> [What to do] The word "subtitle" appears in some lines of the entries. Say how many, and give nothing but the number.

> [Given records]
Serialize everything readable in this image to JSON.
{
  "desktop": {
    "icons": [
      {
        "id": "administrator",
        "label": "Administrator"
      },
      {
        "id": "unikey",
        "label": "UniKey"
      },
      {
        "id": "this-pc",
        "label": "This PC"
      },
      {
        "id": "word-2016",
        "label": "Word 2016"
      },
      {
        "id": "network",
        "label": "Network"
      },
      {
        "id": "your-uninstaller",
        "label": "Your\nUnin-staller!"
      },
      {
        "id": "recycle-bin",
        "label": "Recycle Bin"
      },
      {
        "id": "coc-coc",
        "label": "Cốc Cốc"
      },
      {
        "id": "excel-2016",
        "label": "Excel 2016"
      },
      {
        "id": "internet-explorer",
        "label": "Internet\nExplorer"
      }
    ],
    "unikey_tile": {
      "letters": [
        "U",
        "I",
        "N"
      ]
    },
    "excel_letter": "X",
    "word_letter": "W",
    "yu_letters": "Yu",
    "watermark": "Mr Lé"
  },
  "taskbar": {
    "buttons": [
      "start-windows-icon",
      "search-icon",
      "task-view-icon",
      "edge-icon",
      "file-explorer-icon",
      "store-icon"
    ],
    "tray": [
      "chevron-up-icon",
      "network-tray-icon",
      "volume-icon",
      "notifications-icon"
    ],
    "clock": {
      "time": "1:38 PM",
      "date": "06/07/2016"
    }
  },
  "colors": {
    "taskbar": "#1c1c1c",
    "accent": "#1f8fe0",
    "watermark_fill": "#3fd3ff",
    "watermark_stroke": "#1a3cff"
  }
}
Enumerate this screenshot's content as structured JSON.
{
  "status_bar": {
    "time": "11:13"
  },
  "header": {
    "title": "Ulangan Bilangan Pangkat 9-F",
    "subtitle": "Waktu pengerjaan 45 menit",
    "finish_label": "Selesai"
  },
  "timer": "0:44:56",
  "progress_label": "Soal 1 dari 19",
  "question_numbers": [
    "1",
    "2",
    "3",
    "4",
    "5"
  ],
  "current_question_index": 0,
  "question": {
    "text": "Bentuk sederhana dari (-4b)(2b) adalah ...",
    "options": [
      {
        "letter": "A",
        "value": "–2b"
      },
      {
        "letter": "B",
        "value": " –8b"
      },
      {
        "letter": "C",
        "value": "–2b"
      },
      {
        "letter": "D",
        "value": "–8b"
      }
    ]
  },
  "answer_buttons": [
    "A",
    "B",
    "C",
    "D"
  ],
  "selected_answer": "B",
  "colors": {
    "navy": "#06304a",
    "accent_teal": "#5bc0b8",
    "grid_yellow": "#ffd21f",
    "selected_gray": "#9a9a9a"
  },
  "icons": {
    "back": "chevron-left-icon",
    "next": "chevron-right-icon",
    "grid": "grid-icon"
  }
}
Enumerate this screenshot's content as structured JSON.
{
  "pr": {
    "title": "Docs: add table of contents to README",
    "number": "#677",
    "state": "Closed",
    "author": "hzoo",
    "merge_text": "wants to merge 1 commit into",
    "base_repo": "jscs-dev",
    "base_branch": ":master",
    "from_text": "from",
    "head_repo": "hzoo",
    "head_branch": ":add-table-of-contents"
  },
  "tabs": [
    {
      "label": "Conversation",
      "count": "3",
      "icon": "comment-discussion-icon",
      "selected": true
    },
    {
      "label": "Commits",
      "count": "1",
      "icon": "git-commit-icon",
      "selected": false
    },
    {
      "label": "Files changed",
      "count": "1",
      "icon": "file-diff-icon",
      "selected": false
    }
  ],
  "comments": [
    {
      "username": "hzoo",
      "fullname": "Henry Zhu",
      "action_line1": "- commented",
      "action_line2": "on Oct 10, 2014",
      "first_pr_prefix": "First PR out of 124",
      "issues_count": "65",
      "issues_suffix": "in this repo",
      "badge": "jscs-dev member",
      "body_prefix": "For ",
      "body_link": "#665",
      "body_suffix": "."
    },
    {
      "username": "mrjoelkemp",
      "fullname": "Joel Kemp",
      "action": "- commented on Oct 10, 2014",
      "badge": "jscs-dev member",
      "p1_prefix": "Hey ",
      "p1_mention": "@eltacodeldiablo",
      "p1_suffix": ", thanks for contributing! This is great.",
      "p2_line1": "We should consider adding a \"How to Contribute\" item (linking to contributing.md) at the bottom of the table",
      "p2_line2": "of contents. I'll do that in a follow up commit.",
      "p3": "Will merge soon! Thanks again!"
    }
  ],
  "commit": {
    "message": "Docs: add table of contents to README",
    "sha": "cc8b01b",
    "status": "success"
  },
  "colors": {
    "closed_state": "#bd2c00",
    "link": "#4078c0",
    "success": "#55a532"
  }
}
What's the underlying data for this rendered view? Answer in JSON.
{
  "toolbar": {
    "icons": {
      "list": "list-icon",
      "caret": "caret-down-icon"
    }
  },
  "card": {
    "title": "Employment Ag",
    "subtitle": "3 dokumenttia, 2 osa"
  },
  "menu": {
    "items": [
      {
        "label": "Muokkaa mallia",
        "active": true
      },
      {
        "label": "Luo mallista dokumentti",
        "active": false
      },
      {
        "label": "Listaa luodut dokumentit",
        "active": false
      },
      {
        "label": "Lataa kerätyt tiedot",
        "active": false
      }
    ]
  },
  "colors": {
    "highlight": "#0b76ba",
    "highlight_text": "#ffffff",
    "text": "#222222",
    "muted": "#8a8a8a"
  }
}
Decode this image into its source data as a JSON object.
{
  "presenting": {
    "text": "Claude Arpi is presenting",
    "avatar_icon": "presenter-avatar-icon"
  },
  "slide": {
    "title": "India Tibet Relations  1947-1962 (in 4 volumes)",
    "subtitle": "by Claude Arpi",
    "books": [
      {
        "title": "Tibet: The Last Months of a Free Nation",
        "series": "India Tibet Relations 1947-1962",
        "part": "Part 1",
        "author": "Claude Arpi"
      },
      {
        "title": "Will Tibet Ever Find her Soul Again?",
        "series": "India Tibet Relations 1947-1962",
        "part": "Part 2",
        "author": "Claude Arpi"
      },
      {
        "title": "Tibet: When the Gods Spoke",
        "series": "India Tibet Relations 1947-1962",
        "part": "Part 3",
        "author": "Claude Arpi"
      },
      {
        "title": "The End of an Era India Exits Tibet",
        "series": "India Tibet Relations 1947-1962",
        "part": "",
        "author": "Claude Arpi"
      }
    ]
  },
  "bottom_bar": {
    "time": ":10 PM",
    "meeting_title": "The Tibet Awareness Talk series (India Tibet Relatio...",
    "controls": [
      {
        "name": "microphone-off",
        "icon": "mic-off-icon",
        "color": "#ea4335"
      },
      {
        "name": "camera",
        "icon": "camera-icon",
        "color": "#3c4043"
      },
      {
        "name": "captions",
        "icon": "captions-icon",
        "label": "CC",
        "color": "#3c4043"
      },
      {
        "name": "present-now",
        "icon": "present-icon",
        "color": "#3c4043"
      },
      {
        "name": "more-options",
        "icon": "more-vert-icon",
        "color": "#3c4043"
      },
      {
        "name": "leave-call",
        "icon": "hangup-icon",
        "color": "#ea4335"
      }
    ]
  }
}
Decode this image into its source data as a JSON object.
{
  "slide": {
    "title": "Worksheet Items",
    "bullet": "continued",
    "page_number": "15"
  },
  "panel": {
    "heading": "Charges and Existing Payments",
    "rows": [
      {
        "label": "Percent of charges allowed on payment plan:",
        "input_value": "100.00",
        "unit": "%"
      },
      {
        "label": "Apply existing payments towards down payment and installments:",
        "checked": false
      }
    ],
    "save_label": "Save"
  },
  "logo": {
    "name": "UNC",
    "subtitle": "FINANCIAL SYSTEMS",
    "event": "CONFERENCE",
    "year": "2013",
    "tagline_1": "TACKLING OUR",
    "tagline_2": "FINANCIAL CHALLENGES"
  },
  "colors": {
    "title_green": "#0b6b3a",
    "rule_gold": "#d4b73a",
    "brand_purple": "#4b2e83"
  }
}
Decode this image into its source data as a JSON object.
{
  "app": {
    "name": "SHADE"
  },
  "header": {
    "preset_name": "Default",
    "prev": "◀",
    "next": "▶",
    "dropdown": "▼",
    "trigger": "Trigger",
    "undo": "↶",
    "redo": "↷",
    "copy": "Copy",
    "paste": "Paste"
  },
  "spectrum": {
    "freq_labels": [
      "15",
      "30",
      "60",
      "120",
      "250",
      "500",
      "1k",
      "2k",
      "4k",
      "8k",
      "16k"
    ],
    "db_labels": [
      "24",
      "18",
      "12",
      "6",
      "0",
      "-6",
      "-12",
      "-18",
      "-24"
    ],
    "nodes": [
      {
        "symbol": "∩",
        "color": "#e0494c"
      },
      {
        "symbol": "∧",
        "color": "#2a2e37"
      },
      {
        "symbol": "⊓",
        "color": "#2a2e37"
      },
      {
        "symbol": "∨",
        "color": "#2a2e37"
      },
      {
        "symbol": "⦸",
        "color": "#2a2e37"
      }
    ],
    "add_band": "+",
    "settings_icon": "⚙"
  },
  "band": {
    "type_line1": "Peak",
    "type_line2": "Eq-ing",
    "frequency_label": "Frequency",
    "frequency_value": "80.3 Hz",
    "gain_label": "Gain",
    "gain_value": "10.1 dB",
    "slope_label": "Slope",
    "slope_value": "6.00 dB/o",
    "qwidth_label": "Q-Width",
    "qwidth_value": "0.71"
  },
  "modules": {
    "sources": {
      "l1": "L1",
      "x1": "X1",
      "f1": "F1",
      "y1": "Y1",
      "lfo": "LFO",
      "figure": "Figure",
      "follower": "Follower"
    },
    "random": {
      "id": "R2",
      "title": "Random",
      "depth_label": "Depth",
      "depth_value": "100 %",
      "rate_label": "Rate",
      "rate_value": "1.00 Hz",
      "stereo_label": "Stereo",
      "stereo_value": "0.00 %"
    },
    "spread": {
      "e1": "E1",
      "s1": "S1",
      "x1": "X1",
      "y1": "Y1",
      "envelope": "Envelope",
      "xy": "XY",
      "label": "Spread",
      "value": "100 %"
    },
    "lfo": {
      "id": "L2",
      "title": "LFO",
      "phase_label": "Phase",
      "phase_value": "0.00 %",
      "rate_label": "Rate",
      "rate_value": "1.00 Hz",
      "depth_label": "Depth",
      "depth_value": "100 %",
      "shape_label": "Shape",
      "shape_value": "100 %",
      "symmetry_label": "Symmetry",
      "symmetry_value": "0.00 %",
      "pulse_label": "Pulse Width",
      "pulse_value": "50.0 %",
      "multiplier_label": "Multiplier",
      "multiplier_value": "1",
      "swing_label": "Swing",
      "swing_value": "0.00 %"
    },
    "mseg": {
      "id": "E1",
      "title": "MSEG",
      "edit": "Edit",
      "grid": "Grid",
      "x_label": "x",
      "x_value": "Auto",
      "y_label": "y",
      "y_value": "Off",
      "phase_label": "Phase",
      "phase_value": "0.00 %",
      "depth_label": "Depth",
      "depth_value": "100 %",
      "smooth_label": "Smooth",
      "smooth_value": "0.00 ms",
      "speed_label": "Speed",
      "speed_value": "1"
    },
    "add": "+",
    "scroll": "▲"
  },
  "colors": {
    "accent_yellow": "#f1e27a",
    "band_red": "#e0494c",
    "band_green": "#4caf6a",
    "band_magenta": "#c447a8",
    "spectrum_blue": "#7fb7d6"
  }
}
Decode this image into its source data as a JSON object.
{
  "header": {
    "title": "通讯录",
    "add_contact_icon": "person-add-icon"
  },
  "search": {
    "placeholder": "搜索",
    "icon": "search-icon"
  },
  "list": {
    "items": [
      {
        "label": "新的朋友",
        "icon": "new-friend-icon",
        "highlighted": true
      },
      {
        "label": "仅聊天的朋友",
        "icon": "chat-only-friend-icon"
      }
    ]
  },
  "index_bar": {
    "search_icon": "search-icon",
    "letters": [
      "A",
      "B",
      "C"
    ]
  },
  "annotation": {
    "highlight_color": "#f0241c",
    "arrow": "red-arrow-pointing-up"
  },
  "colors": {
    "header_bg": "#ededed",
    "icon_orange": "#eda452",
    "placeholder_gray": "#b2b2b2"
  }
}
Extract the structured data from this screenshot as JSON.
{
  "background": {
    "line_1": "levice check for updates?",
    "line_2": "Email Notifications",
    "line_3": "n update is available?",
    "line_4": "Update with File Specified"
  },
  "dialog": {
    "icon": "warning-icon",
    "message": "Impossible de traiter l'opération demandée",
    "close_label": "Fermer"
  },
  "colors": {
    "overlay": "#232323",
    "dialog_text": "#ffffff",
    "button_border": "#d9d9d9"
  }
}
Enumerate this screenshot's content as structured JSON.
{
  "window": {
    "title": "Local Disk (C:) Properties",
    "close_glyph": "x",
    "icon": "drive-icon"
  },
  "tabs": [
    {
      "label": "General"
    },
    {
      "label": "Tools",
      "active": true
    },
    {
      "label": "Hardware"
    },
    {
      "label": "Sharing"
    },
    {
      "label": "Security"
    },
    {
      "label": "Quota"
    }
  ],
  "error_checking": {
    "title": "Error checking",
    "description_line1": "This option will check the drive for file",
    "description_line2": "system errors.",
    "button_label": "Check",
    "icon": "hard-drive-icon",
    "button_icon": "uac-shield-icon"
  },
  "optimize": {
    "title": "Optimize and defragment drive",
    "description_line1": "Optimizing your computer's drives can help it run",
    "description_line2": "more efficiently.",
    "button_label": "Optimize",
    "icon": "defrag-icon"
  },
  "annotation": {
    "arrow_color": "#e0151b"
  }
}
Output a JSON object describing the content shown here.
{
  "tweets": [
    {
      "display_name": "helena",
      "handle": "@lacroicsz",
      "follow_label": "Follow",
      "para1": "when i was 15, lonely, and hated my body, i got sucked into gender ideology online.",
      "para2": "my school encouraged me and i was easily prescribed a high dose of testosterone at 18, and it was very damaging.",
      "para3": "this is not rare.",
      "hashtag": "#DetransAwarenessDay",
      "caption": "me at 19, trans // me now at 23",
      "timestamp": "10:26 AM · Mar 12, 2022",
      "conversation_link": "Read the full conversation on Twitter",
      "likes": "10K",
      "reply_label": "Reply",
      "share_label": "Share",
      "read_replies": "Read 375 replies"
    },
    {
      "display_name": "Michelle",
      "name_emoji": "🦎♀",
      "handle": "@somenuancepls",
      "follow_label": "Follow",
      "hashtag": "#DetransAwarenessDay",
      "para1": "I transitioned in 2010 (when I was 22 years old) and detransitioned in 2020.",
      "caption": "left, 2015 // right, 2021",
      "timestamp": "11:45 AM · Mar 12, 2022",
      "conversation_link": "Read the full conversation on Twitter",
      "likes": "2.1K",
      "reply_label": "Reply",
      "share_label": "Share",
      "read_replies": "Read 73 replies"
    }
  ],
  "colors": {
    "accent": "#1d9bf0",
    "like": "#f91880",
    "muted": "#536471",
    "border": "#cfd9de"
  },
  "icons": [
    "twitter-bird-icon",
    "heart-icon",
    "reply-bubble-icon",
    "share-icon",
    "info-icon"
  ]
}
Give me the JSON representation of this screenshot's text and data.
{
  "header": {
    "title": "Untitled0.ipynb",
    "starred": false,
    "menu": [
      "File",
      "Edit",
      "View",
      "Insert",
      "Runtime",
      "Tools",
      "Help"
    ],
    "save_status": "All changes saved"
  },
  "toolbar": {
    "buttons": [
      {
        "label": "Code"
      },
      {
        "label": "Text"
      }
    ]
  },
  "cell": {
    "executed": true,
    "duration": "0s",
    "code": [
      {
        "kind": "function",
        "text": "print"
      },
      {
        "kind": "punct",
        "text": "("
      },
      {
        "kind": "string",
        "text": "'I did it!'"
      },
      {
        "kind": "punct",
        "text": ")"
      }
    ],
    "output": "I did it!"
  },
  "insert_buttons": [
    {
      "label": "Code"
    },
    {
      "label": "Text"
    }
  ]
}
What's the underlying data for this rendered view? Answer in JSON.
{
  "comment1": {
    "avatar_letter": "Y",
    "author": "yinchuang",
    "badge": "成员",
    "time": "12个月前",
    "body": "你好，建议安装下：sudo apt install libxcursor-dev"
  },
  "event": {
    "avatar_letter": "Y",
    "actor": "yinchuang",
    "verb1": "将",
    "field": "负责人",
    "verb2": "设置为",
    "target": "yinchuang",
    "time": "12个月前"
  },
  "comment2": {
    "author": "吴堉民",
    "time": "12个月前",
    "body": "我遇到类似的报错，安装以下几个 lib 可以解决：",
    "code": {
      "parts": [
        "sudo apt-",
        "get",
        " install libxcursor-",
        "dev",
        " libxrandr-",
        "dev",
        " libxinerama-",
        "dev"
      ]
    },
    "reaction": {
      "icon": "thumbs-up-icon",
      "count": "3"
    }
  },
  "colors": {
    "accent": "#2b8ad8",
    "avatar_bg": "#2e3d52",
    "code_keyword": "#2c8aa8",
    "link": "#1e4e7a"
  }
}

> [Answer below] 4